▸ Your instructions: Only the pictures should be dropped; every line of the data must come back exactly as written.

▸ Data records:
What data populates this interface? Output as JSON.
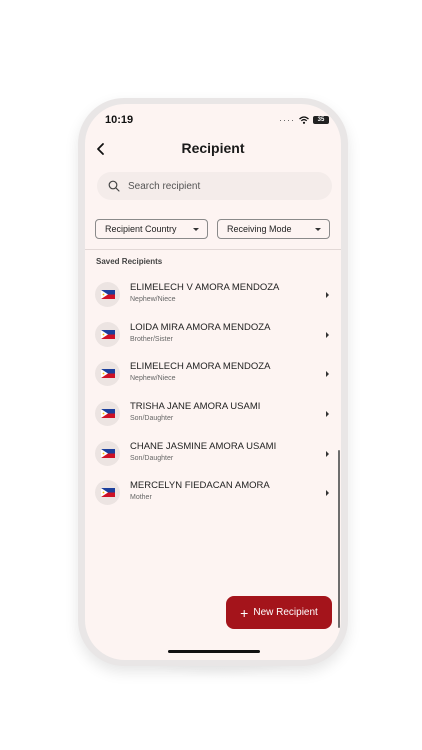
{
  "status_bar": {
    "time": "10:19",
    "battery": "35"
  },
  "header": {
    "title": "Recipient"
  },
  "search": {
    "placeholder": "Search recipient"
  },
  "filters": {
    "country_label": "Recipient Country",
    "mode_label": "Receiving Mode"
  },
  "section_title": "Saved Recipients",
  "recipients": [
    {
      "name": "ELIMELECH V AMORA MENDOZA",
      "relation": "Nephew/Niece",
      "flag": "philippines-flag-icon"
    },
    {
      "name": "LOIDA MIRA AMORA MENDOZA",
      "relation": "Brother/Sister",
      "flag": "philippines-flag-icon"
    },
    {
      "name": "ELIMELECH AMORA MENDOZA",
      "relation": "Nephew/Niece",
      "flag": "philippines-flag-icon"
    },
    {
      "name": "TRISHA JANE AMORA USAMI",
      "relation": "Son/Daughter",
      "flag": "philippines-flag-icon"
    },
    {
      "name": "CHANE JASMINE AMORA USAMI",
      "relation": "Son/Daughter",
      "flag": "philippines-flag-icon"
    },
    {
      "name": "MERCELYN FIEDACAN AMORA",
      "relation": "Mother",
      "flag": "philippines-flag-icon"
    }
  ],
  "fab": {
    "icon": "plus",
    "label": "New Recipient"
  },
  "colors": {
    "accent": "#a4141b",
    "background": "#fdf4f2"
  }
}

▸ Result for this exercise:
What data populates this interface? Output as JSON.
{
  "status_bar": {
    "time": "10:19",
    "battery": "35"
  },
  "header": {
    "title": "Recipient"
  },
  "search": {
    "placeholder": "Search recipient"
  },
  "filters": {
    "country_label": "Recipient Country",
    "mode_label": "Receiving Mode"
  },
  "section_title": "Saved Recipients",
  "recipients": [
    {
      "name": "ELIMELECH V AMORA MENDOZA",
      "relation": "Nephew/Niece",
      "flag": "philippines-flag-icon"
    },
    {
      "name": "LOIDA MIRA AMORA MENDOZA",
      "relation": "Brother/Sister",
      "flag": "philippines-flag-icon"
    },
    {
      "name": "ELIMELECH AMORA MENDOZA",
      "relation": "Nephew/Niece",
      "flag": "philippines-flag-icon"
    },
    {
      "name": "TRISHA JANE AMORA USAMI",
      "relation": "Son/Daughter",
      "flag": "philippines-flag-icon"
    },
    {
      "name": "CHANE JASMINE AMORA USAMI",
      "relation": "Son/Daughter",
      "flag": "philippines-flag-icon"
    },
    {
      "name": "MERCELYN FIEDACAN AMORA",
      "relation": "Mother",
      "flag": "philippines-flag-icon"
    }
  ],
  "fab": {
    "icon": "plus",
    "label": "New Recipient"
  },
  "colors": {
    "accent": "#a4141b",
    "background": "#fdf4f2"
  }
}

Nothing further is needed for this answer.